It wasn’t the way we had thought we would be spending our spring break last year as a family.
And yet there we were.
Soaking up time with my husband Michael’s father, my kids’ beloved Papa, as he spent his last few days on earth, following a shocking and fast-paced pancreatic cancer diagnosis just a couple of weeks before.
Jaundiced and gentle, Papa spent our days with him talking about memories from his childhood, his stint in the Navy, meeting my mother-in-law in college, funny moments from raising Michael. We laughed, chatted, celebrated my mother-in-law’s birthday, ate casserole after casserole delivered by their generous church family.
And it was exquisitely painful to be there.
I thought my heart would splinter into cruel shards, watching my children hug their grandfather, clasp his hands, listen to his stories, their eyes locked on his face, memorizing him anew. Some of them wouldn’t leave his side. Some would quietly exit from time to time and walk the block, the immediacy and protractedness of this grief stealing the air from the soul. One of the kids would often retreat to the couch and fall into a deep nap.
We were all very present for my father-in-law. It was a powerful, beautiful, agonizing time. And in some ways we were all hidden for my father-in-law. Because we wanted the days to be sweet. The conversations to be light. We didn’t want to burden him with our mourning. There would be time for that.
But for now, we danced a strange dance.
Saying goodbye in stages. Watching him whisper away before our eyes.
I wondered if I was exposing my kids too much to the beauty and the beast that is mortality. Their grandfather had been vibrant and the picture of health just a few short weeks before during the Thanksgiving and Christmas holidays. And in just a blip of time, he was now fading right before us. My dad had passed away two years before, in a flurry of medical error and crisis. Only one of my kids had been with me when I made the panicked trip north to see him, hope giving way to the realities of the ICU. So this sitting with death, staring it down, this strange terrain I was now trying to guide my children through with my father-in-law was a land I hadn’t experienced before, not like this. Now I was trying to navigate it real time, and it made me frantic to know if I was doing the right thing.
It was the hardest thing.
And it was the right thing.
Here are some things we learned:
1. Don’t avoid it.
I know. It seems to go against all we seek to do as parents, to buffer the cold realities of the world against the soft hearts of our kids.
But this is life.
In the age range of our kids, from young adults down to early elementary school age, we didn’t pull any punches. I know some might question that decision and I can understand why. But kids can handle it. And they need to see how to handle it being modeled. And by handling it, I mean the whole experience. The sadness. The memories. The laughter at funny memories and the tears at poignant ones. It’s a gift to your kids, to see how to grieve well.

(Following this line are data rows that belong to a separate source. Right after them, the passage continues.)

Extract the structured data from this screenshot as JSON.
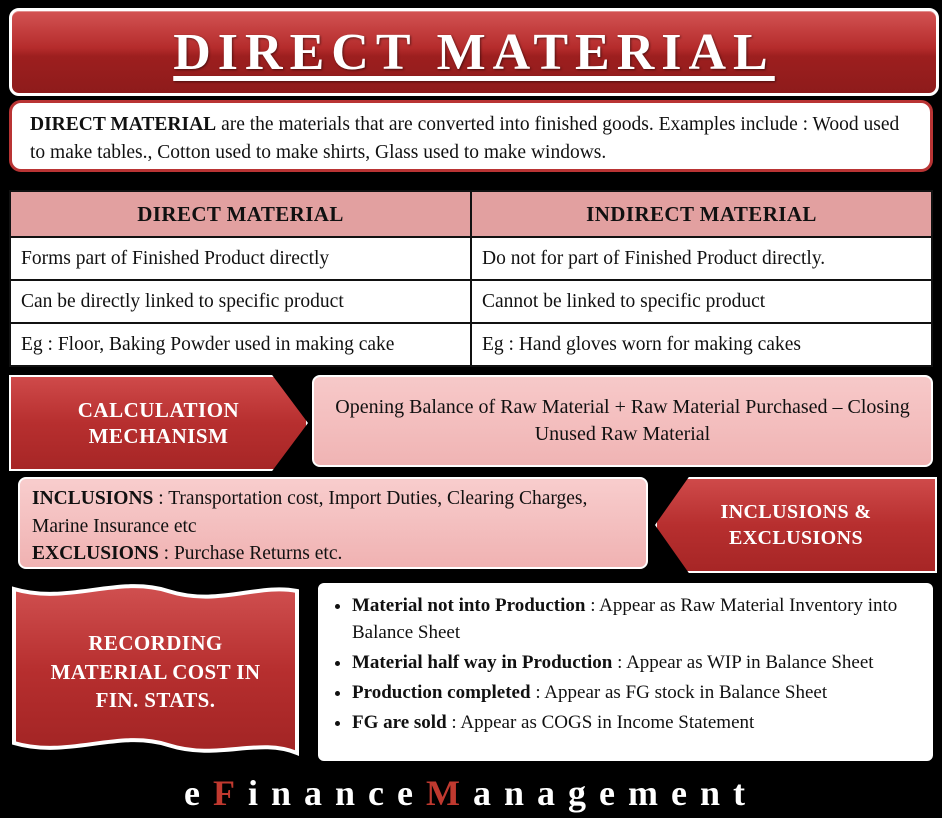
{
  "title": "DIRECT MATERIAL",
  "definition": {
    "lead": "DIRECT MATERIAL",
    "text": " are the materials that are converted into finished goods. Examples include : Wood used to make tables., Cotton used to make shirts, Glass used to make windows."
  },
  "comparison": {
    "headers": [
      "DIRECT MATERIAL",
      "INDIRECT MATERIAL"
    ],
    "rows": [
      [
        "Forms part of Finished Product directly",
        "Do not for part of Finished Product directly."
      ],
      [
        "Can be directly linked to specific product",
        "Cannot be linked to specific product"
      ],
      [
        "Eg : Floor, Baking Powder used in making cake",
        "Eg : Hand gloves worn for making cakes"
      ]
    ]
  },
  "calculation": {
    "label": "CALCULATION MECHANISM",
    "formula": "Opening Balance of Raw Material + Raw Material Purchased – Closing Unused Raw Material"
  },
  "inclusions": {
    "label": "INCLUSIONS & EXCLUSIONS",
    "inclusions_lead": "INCLUSIONS",
    "inclusions_text": " : Transportation cost, Import Duties, Clearing Charges, Marine Insurance etc",
    "exclusions_lead": "EXCLUSIONS",
    "exclusions_text": " : Purchase Returns  etc."
  },
  "recording": {
    "label": "RECORDING MATERIAL COST IN FIN. STATS.",
    "items": [
      {
        "lead": "Material not into Production",
        "text": " : Appear as Raw Material Inventory into Balance Sheet"
      },
      {
        "lead": "Material half way in Production",
        "text": " : Appear as WIP in Balance Sheet"
      },
      {
        "lead": "Production completed",
        "text": " : Appear as FG stock in Balance Sheet"
      },
      {
        "lead": "FG are sold",
        "text": " : Appear as COGS in Income Statement"
      }
    ]
  },
  "brand": {
    "parts": [
      {
        "t": "e",
        "c": "white"
      },
      {
        "t": "F",
        "c": "red"
      },
      {
        "t": "i",
        "c": "white"
      },
      {
        "t": "n",
        "c": "white"
      },
      {
        "t": "a",
        "c": "white"
      },
      {
        "t": "n",
        "c": "white"
      },
      {
        "t": "c",
        "c": "white"
      },
      {
        "t": "e",
        "c": "white"
      },
      {
        "t": "M",
        "c": "red"
      },
      {
        "t": "a",
        "c": "white"
      },
      {
        "t": "n",
        "c": "white"
      },
      {
        "t": "a",
        "c": "white"
      },
      {
        "t": "g",
        "c": "white"
      },
      {
        "t": "e",
        "c": "white"
      },
      {
        "t": "m",
        "c": "white"
      },
      {
        "t": "e",
        "c": "white"
      },
      {
        "t": "n",
        "c": "white"
      },
      {
        "t": "t",
        "c": "white"
      }
    ]
  },
  "colors": {
    "background": "#000000",
    "accent_red": "#b52c2c",
    "header_pink": "#e2a0a0",
    "panel_pink": "#f4bfbf",
    "brand_red": "#c0392f"
  }
}
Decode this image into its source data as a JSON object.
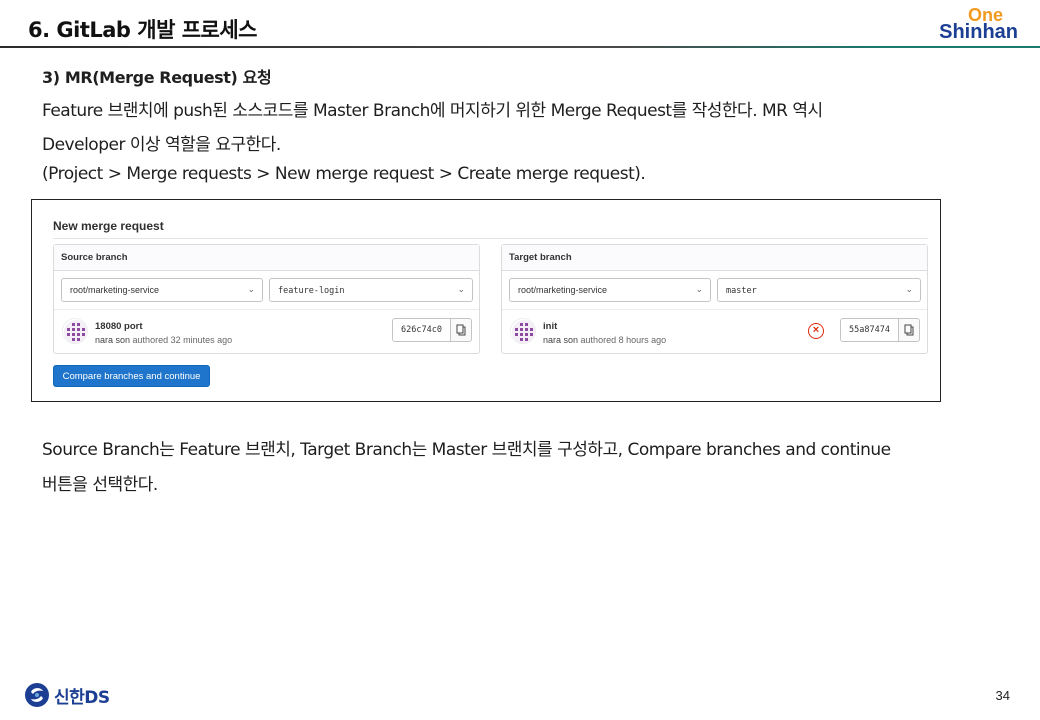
{
  "header": {
    "title": "6. GitLab 개발 프로세스",
    "brand_one": "One",
    "brand_shinhan": "Shinhan"
  },
  "content": {
    "heading": "3) MR(Merge Request) 요청",
    "line1": "Feature 브랜치에 push된 소스코드를 Master Branch에 머지하기 위한 Merge Request를 작성한다. MR 역시",
    "line2": "Developer 이상 역할을 요구한다.",
    "line3": "(Project > Merge requests > New merge request > Create merge request).",
    "after1": "Source Branch는 Feature 브랜치, Target Branch는 Master 브랜치를 구성하고, Compare branches and continue",
    "after2": "버튼을 선택한다."
  },
  "screenshot": {
    "title": "New merge request",
    "source": {
      "label": "Source branch",
      "project": "root/marketing-service",
      "branch": "feature-login",
      "commit_title": "18080 port",
      "author": "nara son",
      "authored": "authored 32 minutes ago",
      "sha": "626c74c0"
    },
    "target": {
      "label": "Target branch",
      "project": "root/marketing-service",
      "branch": "master",
      "commit_title": "init",
      "author": "nara son",
      "authored": "authored 8 hours ago",
      "sha": "55a87474"
    },
    "button": "Compare branches and continue",
    "colors": {
      "button": "#1f75cb",
      "error": "#dd2b0e"
    }
  },
  "footer": {
    "logo_text": "신한DS",
    "page": "34"
  }
}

2. Don’t avoid the sad.
For some reason, when I see people getting sad, I want to try to divert them from that. I try to distract. Make some laughs. Soothe, comfort, and change the conversation.
Just let your kids cry.
Cry with them.
Let it be sad.
3. Don’t pretend like it’s not scary.
When that which has been familiar caves to a new season.
A season without a person who has been so central in your life, in your children’s lives.
And in those conversations about the scary, you’ll also find some powerful times to talk about faith. To talk about eternal hope. To talk about what really matters in life.
So don’t squelch the scary. Let it in. And then explore how faith in God keeps us going.
4. Keep an eye on the quiet ones.
Several of my kids are very emotive. Open. Dramatic.
You know what’s going on with them most of the time. Because they’re always telling you what’s going on.
I have a couple of quiet ones. Ones who don’t lay out their hearts and emotions and questions as readily as their siblings. And when it comes to walking through loss, these are the ones with which I try to be very intentional to keep a dialog going, not to reopen a wound, but to make sure that processing and permission to process is being communicated.
My father-in-law passed away at home just a few days after most of the kids and I headed back to Texas. Michael and my oldest daughter Madison were with him. I repacked luggage and kids, turned the big van around and drove back for his memorial service. Now, almost a year later, we’re still missing him, still somewhat in shock at how quickly it all happened.
And our family bond is stronger than ever.
Our kids are more tender and more tough.
Papa, we miss you.
We love you.